They vary in color according to age, first pinkish or red when young, turning to a mix of creams and browns ranging from light to nearly black as they mature. Males are smaller than females, ranging between 1.5 inches long and 1.75 inches; females between 1.6 inches and 2.1 inches. They have a cream-coored stip that runs between the head and forewings and are strong flyers as might be guessed by their name.
Bird grasshoppers produce two generations per year; in Florida, one generation will emerge between February and May, the second between August and September. Up north, the first generation emerges little later, between April and May. Throughout their range, they'll winter over as adults.

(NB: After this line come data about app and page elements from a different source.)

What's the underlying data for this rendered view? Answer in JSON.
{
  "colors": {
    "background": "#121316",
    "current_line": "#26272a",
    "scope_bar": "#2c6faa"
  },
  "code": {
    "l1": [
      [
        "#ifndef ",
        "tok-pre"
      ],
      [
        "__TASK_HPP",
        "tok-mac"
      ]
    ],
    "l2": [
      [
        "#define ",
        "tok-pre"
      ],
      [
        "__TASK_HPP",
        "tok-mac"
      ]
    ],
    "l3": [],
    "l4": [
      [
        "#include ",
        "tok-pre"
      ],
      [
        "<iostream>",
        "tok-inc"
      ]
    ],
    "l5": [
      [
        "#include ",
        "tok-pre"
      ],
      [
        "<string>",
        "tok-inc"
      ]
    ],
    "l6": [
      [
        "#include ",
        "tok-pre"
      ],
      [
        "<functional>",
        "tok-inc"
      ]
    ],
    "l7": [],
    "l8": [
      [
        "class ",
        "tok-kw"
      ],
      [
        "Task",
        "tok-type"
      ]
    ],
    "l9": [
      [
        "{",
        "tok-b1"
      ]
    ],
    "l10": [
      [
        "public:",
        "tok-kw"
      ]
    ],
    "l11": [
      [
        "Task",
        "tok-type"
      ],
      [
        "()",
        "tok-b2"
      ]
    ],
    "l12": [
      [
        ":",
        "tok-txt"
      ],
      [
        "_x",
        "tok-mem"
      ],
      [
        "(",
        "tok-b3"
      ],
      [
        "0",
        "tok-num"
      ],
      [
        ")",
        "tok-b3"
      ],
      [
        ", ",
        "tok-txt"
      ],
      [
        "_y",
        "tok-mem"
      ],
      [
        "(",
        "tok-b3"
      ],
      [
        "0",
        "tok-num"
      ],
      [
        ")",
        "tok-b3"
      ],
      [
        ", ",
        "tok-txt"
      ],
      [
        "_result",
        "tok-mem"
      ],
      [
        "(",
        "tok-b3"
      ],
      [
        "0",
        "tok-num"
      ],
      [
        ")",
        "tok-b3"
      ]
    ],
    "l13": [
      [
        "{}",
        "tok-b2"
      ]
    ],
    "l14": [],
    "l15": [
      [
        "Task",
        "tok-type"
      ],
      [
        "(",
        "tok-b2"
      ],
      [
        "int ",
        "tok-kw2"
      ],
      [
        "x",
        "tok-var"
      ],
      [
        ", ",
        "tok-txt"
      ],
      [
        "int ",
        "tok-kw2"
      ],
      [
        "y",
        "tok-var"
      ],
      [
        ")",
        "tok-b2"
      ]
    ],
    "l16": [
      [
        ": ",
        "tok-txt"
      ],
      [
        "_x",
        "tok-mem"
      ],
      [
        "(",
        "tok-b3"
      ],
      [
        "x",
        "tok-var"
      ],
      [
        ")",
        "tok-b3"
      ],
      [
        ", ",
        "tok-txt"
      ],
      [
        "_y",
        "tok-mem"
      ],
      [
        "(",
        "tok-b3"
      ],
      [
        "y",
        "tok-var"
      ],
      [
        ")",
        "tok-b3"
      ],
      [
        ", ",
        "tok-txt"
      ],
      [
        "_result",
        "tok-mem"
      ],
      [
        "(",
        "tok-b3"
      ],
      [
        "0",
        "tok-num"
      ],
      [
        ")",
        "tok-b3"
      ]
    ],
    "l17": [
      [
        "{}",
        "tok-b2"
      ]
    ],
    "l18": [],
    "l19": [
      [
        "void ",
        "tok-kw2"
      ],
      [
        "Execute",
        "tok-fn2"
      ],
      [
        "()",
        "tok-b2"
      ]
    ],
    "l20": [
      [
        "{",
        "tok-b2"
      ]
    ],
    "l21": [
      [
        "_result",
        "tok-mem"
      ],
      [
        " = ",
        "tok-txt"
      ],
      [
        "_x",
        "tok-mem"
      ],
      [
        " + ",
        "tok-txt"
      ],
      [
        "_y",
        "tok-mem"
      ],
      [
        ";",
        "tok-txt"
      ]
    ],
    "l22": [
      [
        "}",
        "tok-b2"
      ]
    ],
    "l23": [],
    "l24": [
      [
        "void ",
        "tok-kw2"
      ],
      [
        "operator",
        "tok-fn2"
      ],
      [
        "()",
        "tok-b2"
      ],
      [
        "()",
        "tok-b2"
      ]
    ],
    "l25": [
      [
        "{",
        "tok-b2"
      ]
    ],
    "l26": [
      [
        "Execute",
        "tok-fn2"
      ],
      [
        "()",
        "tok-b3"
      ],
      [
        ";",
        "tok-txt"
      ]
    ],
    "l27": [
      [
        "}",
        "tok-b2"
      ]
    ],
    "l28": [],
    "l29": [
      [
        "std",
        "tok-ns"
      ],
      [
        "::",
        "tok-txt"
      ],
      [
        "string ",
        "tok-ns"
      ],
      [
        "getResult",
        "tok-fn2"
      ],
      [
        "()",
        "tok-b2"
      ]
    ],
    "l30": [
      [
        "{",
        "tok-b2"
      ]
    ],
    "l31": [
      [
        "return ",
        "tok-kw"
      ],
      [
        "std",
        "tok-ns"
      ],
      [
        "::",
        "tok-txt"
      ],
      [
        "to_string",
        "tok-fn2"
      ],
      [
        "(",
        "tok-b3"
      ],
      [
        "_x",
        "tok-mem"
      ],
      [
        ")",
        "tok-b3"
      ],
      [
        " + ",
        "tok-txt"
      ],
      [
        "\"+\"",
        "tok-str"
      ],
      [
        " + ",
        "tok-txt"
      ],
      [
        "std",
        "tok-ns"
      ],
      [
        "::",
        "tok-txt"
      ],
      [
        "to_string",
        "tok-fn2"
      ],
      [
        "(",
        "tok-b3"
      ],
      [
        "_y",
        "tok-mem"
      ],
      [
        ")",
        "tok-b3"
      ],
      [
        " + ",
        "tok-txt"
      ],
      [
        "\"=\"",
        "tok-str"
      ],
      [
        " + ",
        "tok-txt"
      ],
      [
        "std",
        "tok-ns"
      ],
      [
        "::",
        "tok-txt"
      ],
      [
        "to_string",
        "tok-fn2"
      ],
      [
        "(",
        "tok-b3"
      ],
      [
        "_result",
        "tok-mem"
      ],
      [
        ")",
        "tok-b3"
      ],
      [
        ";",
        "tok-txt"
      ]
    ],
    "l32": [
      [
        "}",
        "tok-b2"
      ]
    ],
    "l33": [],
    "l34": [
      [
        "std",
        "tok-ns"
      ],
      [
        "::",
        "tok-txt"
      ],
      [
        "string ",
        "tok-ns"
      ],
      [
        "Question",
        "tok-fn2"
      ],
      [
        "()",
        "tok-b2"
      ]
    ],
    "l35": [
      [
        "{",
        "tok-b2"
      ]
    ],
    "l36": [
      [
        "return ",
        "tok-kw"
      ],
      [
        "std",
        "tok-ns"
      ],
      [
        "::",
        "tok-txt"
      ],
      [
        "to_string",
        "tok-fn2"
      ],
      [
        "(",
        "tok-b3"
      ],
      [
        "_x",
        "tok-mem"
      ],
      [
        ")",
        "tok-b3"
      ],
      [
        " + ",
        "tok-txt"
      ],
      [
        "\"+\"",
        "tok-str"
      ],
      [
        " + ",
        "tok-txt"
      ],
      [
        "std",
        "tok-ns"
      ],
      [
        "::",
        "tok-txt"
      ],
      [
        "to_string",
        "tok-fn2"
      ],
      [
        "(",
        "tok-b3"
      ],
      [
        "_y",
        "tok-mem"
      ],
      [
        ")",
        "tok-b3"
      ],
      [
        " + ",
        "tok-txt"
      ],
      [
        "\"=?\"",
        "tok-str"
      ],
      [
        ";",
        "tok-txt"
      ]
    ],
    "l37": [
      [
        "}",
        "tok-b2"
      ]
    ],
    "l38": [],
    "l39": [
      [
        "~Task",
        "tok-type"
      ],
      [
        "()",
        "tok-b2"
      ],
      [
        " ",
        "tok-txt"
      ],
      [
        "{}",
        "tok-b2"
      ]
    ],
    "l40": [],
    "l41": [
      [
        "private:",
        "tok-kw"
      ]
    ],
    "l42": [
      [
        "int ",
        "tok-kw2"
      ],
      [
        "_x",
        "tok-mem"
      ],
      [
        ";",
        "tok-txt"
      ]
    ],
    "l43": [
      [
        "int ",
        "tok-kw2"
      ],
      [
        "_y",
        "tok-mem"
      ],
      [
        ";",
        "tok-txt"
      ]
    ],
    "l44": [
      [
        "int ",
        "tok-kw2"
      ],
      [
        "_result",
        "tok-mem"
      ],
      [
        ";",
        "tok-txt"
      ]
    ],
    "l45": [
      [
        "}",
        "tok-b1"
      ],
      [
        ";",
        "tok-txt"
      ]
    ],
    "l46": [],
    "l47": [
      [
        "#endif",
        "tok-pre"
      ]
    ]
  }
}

Females will deposit their eggs by pushing their ovipositor — the very back end of their abdomen — into the ground. Each cluster can have between 60 and 80 eggs bound together by a frothy substance. A female may deposit as many as three clusters.The eggs hatch in three to four weeks; the emerging nymphs will go through five or six stages, or instars, before becoming full-fledged adults.
They'll regulate their body temperatures by climbing up or down on a plant and by moving in and out of the sun. The number of stages they go through varies according to population. If the bird grasshoppers are few in number in a particular locale, a nymph will go through five stages before maturing; six if the population density is high.
American bird grasshoppers can be something of an agricultural pest when in large numbers they settle in a cultivated field. Older nymphs have voracious appetites and do most of the damage to vegetation; older adults not as much. In Florida, young citrus trees are particularly vulnerable. When these grasshoppers eat, they regurgitate a certain group of fatty acid chemicals called caeliferins. Scientists aren't sure what what happens when they do this. It could be a signal for other bird grasshoppers to come; it's also possible it could trigger the plants they're munching on to release chemicals of their own that attract the natural enemies of the grasshoppers.
American bird grasshoppers are vulnerable to a rather bizarre malady called summit disease. It's caused by a fungus, Entomophaga grylli. Infected grasshoppers will climb to the top a plant and grasp it with their legs literally in a death grip. They die there but continue to hold onto the plant until they disintegrate, all the while releasing spores that will infect another victim.
American bird grasshoppers are members of Acrididae, the short-horned grasshopper family. Other common names include American grasshopper and American locust.